Dogs Can Be A Lifeline For The Homeless
Across the world, people are homeless for a variety of reasons. In the U.K., about one in 200 residents lack secure living arrangements. In 2018, this translated to 320,000 people, 40% of whom were children. The homeless population includes not only those who sleep outdoors, but also anyone who has only temporary shelter such as in a hostel or on someone’s couch. Among the homeless, companion animal guardianship, mostly of dogs, is common. There are no exact statistics for the U.K., but studies in other countries have put the number of homeless who care for companion animals at between five and 24%.
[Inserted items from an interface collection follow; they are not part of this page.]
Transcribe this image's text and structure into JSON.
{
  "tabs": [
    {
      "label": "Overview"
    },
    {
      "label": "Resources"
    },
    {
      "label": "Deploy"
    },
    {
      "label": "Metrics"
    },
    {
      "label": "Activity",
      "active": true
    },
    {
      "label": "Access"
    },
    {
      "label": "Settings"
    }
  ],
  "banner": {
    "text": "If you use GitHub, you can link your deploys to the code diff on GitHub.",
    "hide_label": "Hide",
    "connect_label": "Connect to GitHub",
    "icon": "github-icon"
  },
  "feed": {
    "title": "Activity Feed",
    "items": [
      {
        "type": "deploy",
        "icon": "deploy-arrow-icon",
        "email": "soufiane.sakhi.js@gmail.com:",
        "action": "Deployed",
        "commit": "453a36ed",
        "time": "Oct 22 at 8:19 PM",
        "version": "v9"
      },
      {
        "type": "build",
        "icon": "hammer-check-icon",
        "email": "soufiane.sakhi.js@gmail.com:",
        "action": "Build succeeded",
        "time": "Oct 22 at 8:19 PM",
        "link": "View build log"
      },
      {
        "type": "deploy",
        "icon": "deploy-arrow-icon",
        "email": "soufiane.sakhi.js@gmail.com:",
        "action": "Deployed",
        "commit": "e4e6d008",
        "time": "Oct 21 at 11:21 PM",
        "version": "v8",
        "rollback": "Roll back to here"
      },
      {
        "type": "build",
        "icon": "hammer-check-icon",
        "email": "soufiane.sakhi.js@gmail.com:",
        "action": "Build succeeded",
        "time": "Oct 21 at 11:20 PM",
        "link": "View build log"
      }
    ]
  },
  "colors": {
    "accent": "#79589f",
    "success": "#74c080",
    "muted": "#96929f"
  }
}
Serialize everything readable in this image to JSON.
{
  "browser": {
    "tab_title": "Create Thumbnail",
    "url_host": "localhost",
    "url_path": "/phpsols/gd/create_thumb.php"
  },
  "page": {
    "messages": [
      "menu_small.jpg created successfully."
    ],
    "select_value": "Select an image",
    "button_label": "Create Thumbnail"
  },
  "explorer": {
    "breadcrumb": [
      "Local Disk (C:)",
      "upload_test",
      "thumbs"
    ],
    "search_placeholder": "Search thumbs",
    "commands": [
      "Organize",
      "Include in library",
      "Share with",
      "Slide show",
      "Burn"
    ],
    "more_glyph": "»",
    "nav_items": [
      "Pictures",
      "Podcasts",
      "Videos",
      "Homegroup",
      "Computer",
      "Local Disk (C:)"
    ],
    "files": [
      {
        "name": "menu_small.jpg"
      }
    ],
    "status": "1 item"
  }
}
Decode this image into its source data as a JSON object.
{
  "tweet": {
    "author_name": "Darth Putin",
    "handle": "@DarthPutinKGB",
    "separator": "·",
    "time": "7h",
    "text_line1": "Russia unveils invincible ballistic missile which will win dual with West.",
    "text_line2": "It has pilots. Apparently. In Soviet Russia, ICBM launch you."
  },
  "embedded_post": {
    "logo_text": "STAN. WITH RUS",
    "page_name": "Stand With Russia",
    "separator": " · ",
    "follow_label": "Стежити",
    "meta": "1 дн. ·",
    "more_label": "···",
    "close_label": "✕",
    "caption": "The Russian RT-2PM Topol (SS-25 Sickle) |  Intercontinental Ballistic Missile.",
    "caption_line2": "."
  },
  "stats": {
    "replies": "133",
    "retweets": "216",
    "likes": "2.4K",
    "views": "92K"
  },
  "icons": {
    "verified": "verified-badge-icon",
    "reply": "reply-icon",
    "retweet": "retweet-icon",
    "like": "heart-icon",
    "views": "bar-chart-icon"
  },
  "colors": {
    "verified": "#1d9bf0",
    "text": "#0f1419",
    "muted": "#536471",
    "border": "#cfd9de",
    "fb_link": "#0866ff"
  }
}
For those who are homeless, dogs reduce loneliness, depression, suicidal thoughts, substance abuse and criminal activity. The more likable the dog appears to others, the more it may attract attention. This can result in the homeless individual having more interactions with other people, reducing isolation. And while evidence is scant, it appears that dogs of the homeless are cared for as well as those living in homes. However, there is a downside to having a companion animal while being homeless: companion animals can be a barrier to support services, particularly housing, thus perpetuating the cycle of homelessness.
Researchers in this study explored the Human-Companion Animal Bond (HCAB) between homeless U.K. residents and their dogs, and examined the health and welfare effects of this bond on both parties. To conduct the study, researchers recruited 20 volunteers who were homeless or insecurely housed and who kept dogs as companions. They interviewed each participant, asking a series of semi-structured questions. The dogs were also present at the interviews. Questions covered demographics, current living circumstances, how they had become homeless, and difficulties in accessing support services. They were asked about their relationship with their dog(s) and challenges in being homeless with a dog.
Of the 20 respondents, 18 were male and two were female. Ages ranged from 23 to 65 years. Analysis of the interview transcripts identified several themes. Participants described their animals as kin, e.g., “one of my kids”, “part of the family.” Asked about what their dog meant to them, they used phrases such as “the world” or “everything.” They also felt great responsibility for their dogs. Among homeless people, one respondent noted, “Our dogs would eat before anyone else.” Subjects also reported getting needed veterinary care for their dogs, though a lack of money could make this difficult.
Participants also related incidents where they were refused access to support services because they refused to give up their dog. As one subject described it, “you can’t go into places to get food because dogs aren’t allowed in there…Trying to get a house to house me and the dog is mission impossible.” Indeed, this problem causes some of the homeless to consider relinquishing their dog for adoption. As one participant put it, “I didn’t want him [his dog] to be on the street either so…I was thinking if I can’t get him in here or get him in to a mate, I might have to consider putting him up for adoption.” Since they saw their dogs as family members, they expressed frustration that service providers didn’t see the value in preserving these relationships.
A mutual rescue narrative was common, where respondents saw themselves as rescuing their dogs but also saw themselves as rescues by their dogs. Indeed, several participants expressed doubts that they would still be alive without their dogs. Fourteen subjects acquired their dogs either from welfare organizations or aversive situations. And like all of us, the prospect of losing their companion was exceedingly difficult. Some respondents suggested that with that loss would come the loss of any incentive for self-care. One stated, “If I lost my dog, I’d probably follow her.”
The narratives described in this study clearly illustrate the HCAB among homeless dog guardians. These results highlight the need for service providers to find ways to accept companion animals. The dogs in this study provided numerous benefits to their guardians. They motivated improved self-care and reduced substance abuse and provided physical security. Their presence also seemed to improve psychological health and lead to increased social interactions. Given the primacy of these bonds in this vulnerable population, it’s important to find ways to preserve the relationships. Animal advocates can impact this issue in several ways: they can work to expand the number of housing arrangements that will accept animal companions; locations where homeless persons could drop off their animals while they seek food, medical care or other services would be beneficial; and finally, they can campaign to improve the social acceptance of the homeless as animal guardians.